Jan. 30, 2009
Cleanup work has begun on a key piece of downtown Tacoma property at the southeast corner of South 14th Street and Pacific Avenue. This follows the City of Tacoma’s acquisition of the site and City Council approval of an environmental remediation and indemnity agreement with an adjacent property owner, the Haub Brothers Enterprises Trust.
On Jan. 27, City Councilmembers authorized an agreed order with the Washington State Department of Ecology for cleanup and groundwater monitoring of the property, formerly the site of Sauro’s dry cleaning operation. The City’s agreement and acquisition of the property will allow Haub to proceed with acquiring the U.S. Post Office site, located directly northeast of the former Sauro site, because it removes a development barrier related to groundwater contamination.
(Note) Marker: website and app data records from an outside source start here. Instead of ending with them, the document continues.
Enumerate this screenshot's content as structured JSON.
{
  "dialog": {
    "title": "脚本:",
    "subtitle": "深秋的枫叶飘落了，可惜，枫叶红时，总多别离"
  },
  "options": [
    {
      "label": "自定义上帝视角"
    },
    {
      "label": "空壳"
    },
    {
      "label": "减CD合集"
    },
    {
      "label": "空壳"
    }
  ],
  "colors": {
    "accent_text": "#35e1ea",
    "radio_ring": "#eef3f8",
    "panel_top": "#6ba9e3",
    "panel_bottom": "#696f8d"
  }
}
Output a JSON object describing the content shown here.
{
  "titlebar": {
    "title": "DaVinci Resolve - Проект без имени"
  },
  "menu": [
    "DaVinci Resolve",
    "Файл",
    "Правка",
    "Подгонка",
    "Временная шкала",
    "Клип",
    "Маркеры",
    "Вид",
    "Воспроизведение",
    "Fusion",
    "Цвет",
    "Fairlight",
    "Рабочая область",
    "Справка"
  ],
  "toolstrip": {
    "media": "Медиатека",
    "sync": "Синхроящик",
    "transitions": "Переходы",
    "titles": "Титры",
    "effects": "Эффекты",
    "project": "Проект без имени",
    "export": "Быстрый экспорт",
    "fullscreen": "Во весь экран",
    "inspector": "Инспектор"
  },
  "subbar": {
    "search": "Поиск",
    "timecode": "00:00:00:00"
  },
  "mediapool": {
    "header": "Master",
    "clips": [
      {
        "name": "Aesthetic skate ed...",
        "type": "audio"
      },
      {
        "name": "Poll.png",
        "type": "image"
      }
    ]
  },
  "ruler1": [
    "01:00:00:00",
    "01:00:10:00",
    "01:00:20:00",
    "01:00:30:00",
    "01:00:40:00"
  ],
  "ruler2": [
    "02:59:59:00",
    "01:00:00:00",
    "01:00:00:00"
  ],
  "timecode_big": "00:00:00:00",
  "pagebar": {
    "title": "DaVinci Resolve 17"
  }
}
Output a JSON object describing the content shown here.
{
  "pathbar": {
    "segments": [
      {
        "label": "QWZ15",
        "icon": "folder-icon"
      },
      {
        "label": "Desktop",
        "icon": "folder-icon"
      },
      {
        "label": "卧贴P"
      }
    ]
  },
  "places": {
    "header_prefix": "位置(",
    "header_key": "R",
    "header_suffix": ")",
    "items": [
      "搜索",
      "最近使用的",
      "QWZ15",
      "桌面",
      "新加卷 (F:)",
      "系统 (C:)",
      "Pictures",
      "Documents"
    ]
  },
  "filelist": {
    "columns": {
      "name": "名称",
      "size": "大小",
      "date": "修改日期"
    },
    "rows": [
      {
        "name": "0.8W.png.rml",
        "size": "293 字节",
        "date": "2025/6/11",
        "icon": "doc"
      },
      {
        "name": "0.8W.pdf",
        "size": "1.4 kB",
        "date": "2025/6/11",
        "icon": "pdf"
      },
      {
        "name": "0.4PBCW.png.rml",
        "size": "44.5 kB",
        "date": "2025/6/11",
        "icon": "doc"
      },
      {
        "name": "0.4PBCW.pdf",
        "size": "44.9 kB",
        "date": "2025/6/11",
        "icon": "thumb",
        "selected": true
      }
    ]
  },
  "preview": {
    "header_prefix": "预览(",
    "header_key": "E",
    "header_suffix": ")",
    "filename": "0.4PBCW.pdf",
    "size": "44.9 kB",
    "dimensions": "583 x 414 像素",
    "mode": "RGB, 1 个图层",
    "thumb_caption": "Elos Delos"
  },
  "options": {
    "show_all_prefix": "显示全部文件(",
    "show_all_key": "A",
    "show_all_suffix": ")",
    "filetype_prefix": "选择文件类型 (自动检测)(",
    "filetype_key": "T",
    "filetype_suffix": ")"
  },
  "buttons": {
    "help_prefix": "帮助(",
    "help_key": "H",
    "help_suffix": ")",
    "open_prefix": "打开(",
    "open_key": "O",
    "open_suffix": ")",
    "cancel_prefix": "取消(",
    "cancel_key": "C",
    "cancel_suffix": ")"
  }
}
Haub’s acquisition will create a larger, developable parcel, when combined with its property between South 13th and South 14th streets and between Court A Street and Pacific Avenue, which will accommodate a potential new headquarters for Russell Investments.
The agreements approved by the City Council do not make the City liable for Haub’s obligations, but rather they establish a roadmap for cooperation and coordination on future development on the site.
The property is within the International Financial Services Area in the downtown core.